**Assignment:** Repeat the data below exactly, dropping any pictures it holds.

**Data excerpts:**
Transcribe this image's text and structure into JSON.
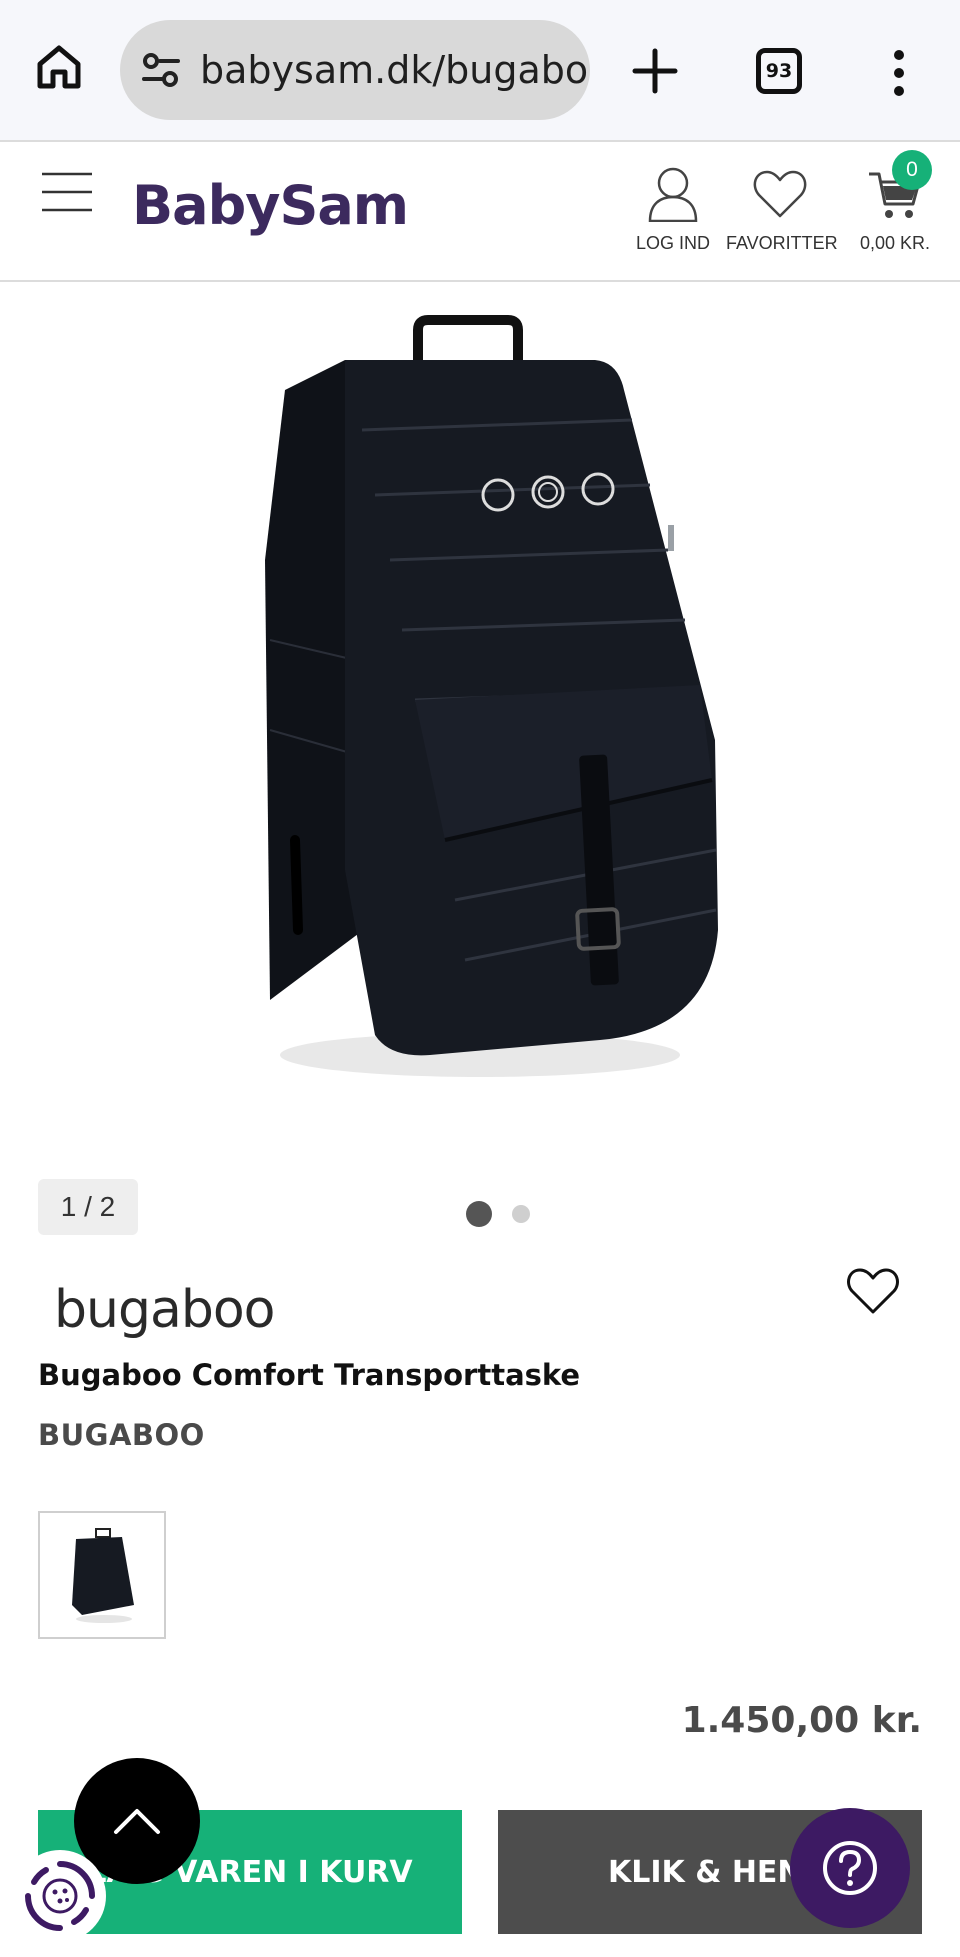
{
  "browser": {
    "url": "babysam.dk/bugaboo",
    "tab_count": "93"
  },
  "header": {
    "menu_label": "MENU",
    "logo_text": "BabySam",
    "login_label": "LOG IND",
    "favorites_label": "FAVORITTER",
    "cart_total": "0,00 KR.",
    "cart_count": "0"
  },
  "gallery": {
    "counter": "1 / 2"
  },
  "product": {
    "brand_logo_text": "bugaboo",
    "title": "Bugaboo Comfort Transporttaske",
    "brand": "BUGABOO",
    "price": "1.450,00 kr."
  },
  "actions": {
    "add_to_cart_label": "LÆG VAREN I KURV",
    "click_collect_label": "KLIK & HENT"
  },
  "colors": {
    "brand_purple": "#3c2a5e",
    "accent_green": "#16b178",
    "button_gray": "#4d4d4d",
    "help_purple": "#3d1a63"
  }
}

**Written solution:**
Transcribe this image's text and structure into JSON.
{
  "browser": {
    "url": "babysam.dk/bugaboo",
    "tab_count": "93"
  },
  "header": {
    "menu_label": "MENU",
    "logo_text": "BabySam",
    "login_label": "LOG IND",
    "favorites_label": "FAVORITTER",
    "cart_total": "0,00 KR.",
    "cart_count": "0"
  },
  "gallery": {
    "counter": "1 / 2"
  },
  "product": {
    "brand_logo_text": "bugaboo",
    "title": "Bugaboo Comfort Transporttaske",
    "brand": "BUGABOO",
    "price": "1.450,00 kr."
  },
  "actions": {
    "add_to_cart_label": "LÆG VAREN I KURV",
    "click_collect_label": "KLIK & HENT"
  },
  "colors": {
    "brand_purple": "#3c2a5e",
    "accent_green": "#16b178",
    "button_gray": "#4d4d4d",
    "help_purple": "#3d1a63"
  }
}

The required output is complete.